Sukute = Dried buffalo fried in hot chillis, which you eat as a snack with your rakshi or a beer; beats peanuts.

Nepal’s national dish is ‘dal-baht’: soup of lentils and spices served over rice.

Jand is Nepali home-brewed beer. Kinder on you head than rakshi.
Nepali granny, Gyani Maiya Sen, is the only native fluent speaker of ‘Kusunda’ left in the world. The language she speaks has no alphabet.

Our top trip

Annapurna trekking holidays

Annapurna trekking holidays

From the Annapurna Range vistas to jungles of Chitwan NP

From £1590 to £1690 11 days ex flights
Small group travel:
2023: 3 Dec, 10 Dec, 24 Dec
2024: 7 Jan, 14 Jan, 28 Jan, 4 Feb, 11 Feb, 18 Feb, 24 Feb, 3 Mar, 10 Mar, 17 Mar, 31 Mar, 9 Sep, 15 Sep, 22 Sep, 6 Oct, 13 Oct, 20 Oct, 27 Oct, 10 Nov, 17 Nov, 24 Nov, 1 Dec, 8 Dec, 22 Dec
2025: 5 Jan, 12 Jan, 26 Jan, 2 Feb, 9 Feb, 16 Feb, 23 Feb, 2 Mar, 9 Mar, 16 Mar, 30 Mar, 6 Apr, 13 Apr, 8 Sep, 14 Sep, 21 Sep, 5 Oct, 12 Oct, 19 Oct, 26 Oct, 9 Nov, 16 Nov, 23 Nov, 30 Nov, 7 Dec ...
Travel Team
If you'd like to chat about Nepal or need help finding a holiday to suit you we're very happy to help.

People & language

Set against the backdrop of the Himalayas, Nepal is a melting pot of over 100 ethnicities and tribes divided only by altitude, not attitude. The country is a blend of Hindus and Buddhists; the Buddhists have come down from Tibet and the Mongolian Plateau and have a distinct look with a rounder faces than their Hindu neighbours who are taller, with very dark hair and oval faces. Races in Nepal don’t mix too freely as their caste system is deep-rooted, but they co-exist in harmony and if you visit temples in Kathmadu, you’ll see both Buddhists and Hindu temples.

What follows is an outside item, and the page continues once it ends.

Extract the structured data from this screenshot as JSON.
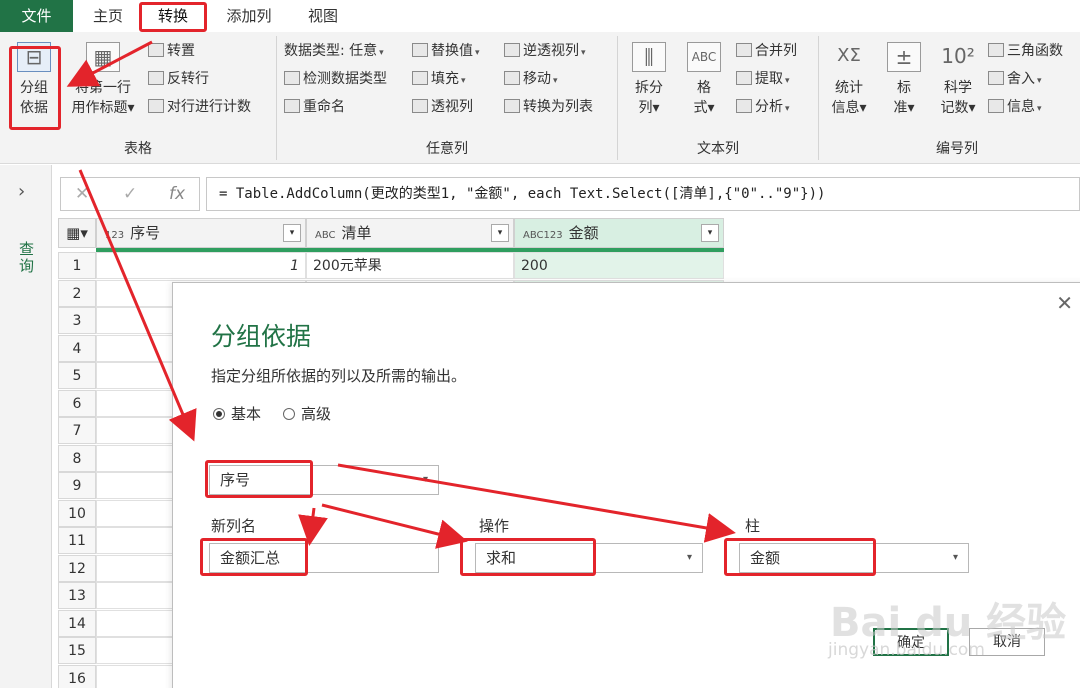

Nepali is Nepal’s official language, but there are 123 languages spoken as mother tongue in Nepal.

Don’t greet people with a handshake or a hug, instead place your palms together, bow, and say ‘namaste’.

Gifts & Shopping

Prayer paraphernalia is everywhere in Nepal and is very pretty too; recreate your trip at home with prayer flags and a prayer wheel, which you spin to release prayers to heaven.

Buy a Nepali national flag for your family and dazzle them with this flag fact: it’s the only flag in the world that’s not rectangular or square in shape.

Nepal is famous for its revered Gurkha soldiers and it’s a mark of respect to buy a Gurkha knife as a souvenir; just make sure you buy it from a recognised handicraft shop.
In Nepal, nodding your head means ‘no’, and bobbing your head from side-to-side as if bringing your ears down to your shoulders means ‘yes’.

How much does it cost?

Bus ticket: 200km £3.70

Bottle beer: £1.25 - £2.45

Kilo of fruit: £0.60p

Bike hire: £4.90 - £12.30

Basic lunch: £1.25

A brief history of Nepal

Though the god-fearing Newars are thought to have called Nepal home since the 4th century AD, settling there and developing a peaceful Hindu-Buddhist culture, the history of the country has not been without violence or bloodshed. Read more
Written by Polly Humphris
Photo credits: [Page banner: Olga Danylenko] [Is/Isn't: Aaron Benson] [Underrated: Petr Meissner] [Rated: Chirag Thapa] [Overrated: Possible] [People & language: Persnickety Prints] [How much does it cost?: Wolfgang Weigelt]